There are a number of factors that affect the quality of education received by a child, and the location in which that child lives is definitely one of them.
People living in poverty are as diverse as people belonging to any other socioeconomic class, and there are exceptions within that class, as in all walks of life. Therefore, it is safe for you to assume that some children growing up in poverty are going to thrive in education and rise above the limited opportunities presented to them, thanks in no small part to the effort of parents not to let the child’s environment influence the outcome of their education. Nonetheless, the correlation between poverty and poor educational outcomes is well established. Low levels of employment, high levels of crime, and overcrowding are all factors that can have an enormously negative impact on a child’s educational outcomes. A child absorbs what they see and hear around them, and if those experiences are overwhelmingly negative then the child is going to form a particularly negative view of the world and their place in it.
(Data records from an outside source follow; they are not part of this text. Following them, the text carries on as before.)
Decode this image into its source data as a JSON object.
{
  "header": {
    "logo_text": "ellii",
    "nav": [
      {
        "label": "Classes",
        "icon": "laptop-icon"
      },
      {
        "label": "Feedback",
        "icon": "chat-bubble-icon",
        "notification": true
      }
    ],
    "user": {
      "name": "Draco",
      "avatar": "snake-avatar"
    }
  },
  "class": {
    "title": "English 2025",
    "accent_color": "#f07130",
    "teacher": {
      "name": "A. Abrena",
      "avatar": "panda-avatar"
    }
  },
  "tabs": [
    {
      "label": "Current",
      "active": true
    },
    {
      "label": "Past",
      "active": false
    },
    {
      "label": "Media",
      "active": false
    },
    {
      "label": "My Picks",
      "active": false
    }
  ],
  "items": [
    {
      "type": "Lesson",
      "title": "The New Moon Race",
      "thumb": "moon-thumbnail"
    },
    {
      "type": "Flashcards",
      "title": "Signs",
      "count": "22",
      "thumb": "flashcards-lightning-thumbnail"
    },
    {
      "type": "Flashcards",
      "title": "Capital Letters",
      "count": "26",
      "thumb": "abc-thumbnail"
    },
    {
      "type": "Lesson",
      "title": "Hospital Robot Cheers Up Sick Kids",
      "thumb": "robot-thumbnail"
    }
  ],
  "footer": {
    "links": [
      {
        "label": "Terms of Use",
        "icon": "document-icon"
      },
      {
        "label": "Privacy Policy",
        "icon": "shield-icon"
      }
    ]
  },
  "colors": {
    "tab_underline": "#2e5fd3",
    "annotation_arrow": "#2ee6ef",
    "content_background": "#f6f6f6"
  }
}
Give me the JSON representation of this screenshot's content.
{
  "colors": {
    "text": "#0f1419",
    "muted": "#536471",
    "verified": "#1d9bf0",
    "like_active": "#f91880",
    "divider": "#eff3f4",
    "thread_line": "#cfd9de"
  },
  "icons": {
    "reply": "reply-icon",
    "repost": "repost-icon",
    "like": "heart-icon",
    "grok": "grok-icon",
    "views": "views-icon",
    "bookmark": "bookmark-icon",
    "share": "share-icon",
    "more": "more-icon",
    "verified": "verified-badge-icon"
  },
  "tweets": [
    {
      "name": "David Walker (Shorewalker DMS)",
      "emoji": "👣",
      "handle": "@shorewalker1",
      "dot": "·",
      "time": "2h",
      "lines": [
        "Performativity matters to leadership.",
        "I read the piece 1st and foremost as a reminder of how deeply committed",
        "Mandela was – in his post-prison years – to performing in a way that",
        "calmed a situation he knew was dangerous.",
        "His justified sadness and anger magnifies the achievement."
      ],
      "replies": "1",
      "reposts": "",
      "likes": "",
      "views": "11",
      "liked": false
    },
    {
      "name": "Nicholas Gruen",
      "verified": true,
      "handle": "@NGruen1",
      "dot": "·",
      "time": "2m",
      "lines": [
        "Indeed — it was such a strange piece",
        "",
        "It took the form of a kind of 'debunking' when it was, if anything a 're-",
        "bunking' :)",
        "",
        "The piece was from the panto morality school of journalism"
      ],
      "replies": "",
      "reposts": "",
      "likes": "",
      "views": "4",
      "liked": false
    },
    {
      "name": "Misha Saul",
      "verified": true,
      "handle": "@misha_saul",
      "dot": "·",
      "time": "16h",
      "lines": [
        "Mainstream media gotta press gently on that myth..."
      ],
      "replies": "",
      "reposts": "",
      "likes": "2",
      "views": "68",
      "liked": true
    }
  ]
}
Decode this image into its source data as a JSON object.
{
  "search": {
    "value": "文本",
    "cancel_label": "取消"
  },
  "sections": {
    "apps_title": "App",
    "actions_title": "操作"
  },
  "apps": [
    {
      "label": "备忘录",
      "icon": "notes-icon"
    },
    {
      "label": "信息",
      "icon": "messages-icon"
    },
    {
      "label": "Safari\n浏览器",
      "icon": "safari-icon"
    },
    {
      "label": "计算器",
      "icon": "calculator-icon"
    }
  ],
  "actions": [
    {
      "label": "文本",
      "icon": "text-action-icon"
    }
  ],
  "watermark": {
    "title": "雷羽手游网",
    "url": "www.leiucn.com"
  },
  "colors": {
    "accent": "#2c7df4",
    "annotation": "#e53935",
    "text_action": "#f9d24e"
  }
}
Another issue to consider is that the general environment you live in may be having a negative impact on your child and their education, regardless of how good the area is. Some children may not thrive in an urban setting, for instance, and find that an overcrowded city or town makes them retreat into themselves. This can have a particularly negative consequence for children who are already introverted by nature. Alternatively, if you live in a rural location, there may be not be adequate services and facilities nearby to meet your child’s educational needs. They may have to travel a long distance to school each day, causing them to miss out on critical free time. On the other hand, a quieter, more rural location may suit some children, especially those who prefer to be outdoors.
Yet another issue to consider is how the location in which you live impacts on your ability to spend time with your children, helping them with their homework or just having an evening-time chat. If you have to commute a significant distance to work, you may effectively be missing your children growing up, with adverse consequences for their personal development and educational attainment.
There is no universal rule that says if you live in a richer area your children will have better educational outcomes. On average, they will obtain a better education, but if you want to maximize your child’s potential, one option you could consider is sending them to a private school.
If you take an institution such as Kingsdale Foundation School, Southwark in London, then you will see the benefit of a private education in terms of the focus, not only on academic achievement, but also personal achievement and the creation of an environment that allows students to excel from a personal point of view. Some children, for a number of reasons, may not thrive in a mainstream school. Perhaps they require a degree of extra attention that teachers in a mainstream school may not be able to provide. Alternatively, the school may not have a curriculum that plays to their strengths, in contrast to the tailored approach of private schools.
You want what is best for your child, so ask yourself if the location in which you and your family live is maximizing your child’s educational potential. Regardless of where you live, however, remember that by fostering a caring, nurturing environment in the home you are contributing in no small way to your child’s education attainment.